### The task:
Wherever "csize" appears in a line of the listing, report that line.

### Material for this exercise:
________________________________________

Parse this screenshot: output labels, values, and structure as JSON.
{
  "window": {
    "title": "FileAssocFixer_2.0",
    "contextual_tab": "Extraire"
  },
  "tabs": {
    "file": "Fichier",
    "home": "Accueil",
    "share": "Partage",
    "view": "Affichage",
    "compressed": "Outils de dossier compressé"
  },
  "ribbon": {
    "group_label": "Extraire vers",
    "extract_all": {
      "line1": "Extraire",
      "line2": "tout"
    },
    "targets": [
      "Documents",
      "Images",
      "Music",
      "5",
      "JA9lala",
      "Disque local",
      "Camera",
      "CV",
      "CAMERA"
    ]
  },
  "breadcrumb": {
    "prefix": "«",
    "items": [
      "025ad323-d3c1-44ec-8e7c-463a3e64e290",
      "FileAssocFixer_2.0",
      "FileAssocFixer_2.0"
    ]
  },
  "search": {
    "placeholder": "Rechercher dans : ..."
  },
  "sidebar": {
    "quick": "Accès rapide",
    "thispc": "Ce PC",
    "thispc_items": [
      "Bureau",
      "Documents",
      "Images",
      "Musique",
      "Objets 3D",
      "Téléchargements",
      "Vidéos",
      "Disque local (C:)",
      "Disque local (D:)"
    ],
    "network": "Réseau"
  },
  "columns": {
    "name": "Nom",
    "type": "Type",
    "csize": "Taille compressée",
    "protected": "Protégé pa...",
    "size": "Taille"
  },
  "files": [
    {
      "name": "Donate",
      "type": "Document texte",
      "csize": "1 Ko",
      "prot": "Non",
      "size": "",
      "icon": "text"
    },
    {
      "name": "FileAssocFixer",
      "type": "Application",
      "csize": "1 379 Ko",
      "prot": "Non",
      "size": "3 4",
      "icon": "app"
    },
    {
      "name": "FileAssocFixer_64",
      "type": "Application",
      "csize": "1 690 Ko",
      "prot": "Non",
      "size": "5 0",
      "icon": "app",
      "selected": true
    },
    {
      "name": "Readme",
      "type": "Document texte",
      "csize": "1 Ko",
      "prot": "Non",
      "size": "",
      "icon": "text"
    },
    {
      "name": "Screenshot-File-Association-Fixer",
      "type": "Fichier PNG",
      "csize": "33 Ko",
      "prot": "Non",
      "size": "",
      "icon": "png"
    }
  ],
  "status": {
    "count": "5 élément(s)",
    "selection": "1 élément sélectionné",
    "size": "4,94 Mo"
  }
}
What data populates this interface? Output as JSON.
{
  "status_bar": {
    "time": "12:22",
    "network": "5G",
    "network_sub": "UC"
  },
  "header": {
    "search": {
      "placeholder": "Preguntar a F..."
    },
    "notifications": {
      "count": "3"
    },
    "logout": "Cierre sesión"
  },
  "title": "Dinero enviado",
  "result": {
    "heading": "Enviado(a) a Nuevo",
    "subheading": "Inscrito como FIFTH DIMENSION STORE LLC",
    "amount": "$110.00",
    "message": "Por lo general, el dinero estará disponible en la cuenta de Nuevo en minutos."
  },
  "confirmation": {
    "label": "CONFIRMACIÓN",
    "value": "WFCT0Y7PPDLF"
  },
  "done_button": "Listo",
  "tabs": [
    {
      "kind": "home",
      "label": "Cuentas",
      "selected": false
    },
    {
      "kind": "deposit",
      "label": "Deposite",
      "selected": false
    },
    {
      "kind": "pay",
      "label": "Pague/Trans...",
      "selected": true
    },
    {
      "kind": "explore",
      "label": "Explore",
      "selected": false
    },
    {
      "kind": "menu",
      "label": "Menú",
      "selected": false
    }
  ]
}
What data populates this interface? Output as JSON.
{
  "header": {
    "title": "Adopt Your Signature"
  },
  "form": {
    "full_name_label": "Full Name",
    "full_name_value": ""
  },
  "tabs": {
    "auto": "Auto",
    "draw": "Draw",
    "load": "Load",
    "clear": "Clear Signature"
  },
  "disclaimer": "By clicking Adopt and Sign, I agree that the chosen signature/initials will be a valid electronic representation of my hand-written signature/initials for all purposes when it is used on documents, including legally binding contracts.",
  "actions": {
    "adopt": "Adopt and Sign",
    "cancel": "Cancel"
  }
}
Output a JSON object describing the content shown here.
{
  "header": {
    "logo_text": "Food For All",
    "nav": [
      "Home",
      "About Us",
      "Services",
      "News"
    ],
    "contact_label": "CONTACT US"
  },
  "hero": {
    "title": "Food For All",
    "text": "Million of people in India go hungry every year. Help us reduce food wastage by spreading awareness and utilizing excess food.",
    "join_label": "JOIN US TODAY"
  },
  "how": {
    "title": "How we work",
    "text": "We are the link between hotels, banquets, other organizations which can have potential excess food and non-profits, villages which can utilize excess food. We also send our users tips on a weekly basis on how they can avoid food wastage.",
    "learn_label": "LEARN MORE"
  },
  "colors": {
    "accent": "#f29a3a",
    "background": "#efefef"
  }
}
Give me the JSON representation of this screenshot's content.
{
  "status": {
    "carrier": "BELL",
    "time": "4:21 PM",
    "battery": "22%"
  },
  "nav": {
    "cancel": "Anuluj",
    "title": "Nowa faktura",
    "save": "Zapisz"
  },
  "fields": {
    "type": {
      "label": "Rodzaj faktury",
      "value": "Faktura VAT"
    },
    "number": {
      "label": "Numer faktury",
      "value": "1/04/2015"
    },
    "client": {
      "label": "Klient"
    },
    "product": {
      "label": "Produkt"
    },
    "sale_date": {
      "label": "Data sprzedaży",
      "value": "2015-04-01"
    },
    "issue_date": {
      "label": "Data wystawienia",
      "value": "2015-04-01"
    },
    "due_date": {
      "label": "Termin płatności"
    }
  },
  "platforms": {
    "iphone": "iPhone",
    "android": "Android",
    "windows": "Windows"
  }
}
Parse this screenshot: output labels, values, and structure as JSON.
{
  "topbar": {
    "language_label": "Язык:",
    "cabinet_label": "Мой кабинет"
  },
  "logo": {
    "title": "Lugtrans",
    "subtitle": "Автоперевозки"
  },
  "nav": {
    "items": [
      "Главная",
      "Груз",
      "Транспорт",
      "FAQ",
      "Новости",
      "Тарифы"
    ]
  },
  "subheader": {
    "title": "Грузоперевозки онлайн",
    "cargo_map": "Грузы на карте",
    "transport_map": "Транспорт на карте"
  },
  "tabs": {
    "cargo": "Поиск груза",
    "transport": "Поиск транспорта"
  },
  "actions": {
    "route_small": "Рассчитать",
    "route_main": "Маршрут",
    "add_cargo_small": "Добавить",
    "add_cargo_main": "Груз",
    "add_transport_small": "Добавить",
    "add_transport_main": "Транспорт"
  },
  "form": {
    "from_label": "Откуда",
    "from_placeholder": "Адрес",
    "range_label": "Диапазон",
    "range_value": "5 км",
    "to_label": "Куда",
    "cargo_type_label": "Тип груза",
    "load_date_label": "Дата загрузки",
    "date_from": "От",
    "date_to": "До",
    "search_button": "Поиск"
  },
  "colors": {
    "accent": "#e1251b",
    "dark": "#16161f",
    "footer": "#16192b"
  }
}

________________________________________

### Output for this exercise:
    "csize": "Taille compressée",
      "csize": "1 Ko",
      "csize": "1 379 Ko",
      "csize": "1 690 Ko",
      "csize": "1 Ko",
      "csize": "33 Ko",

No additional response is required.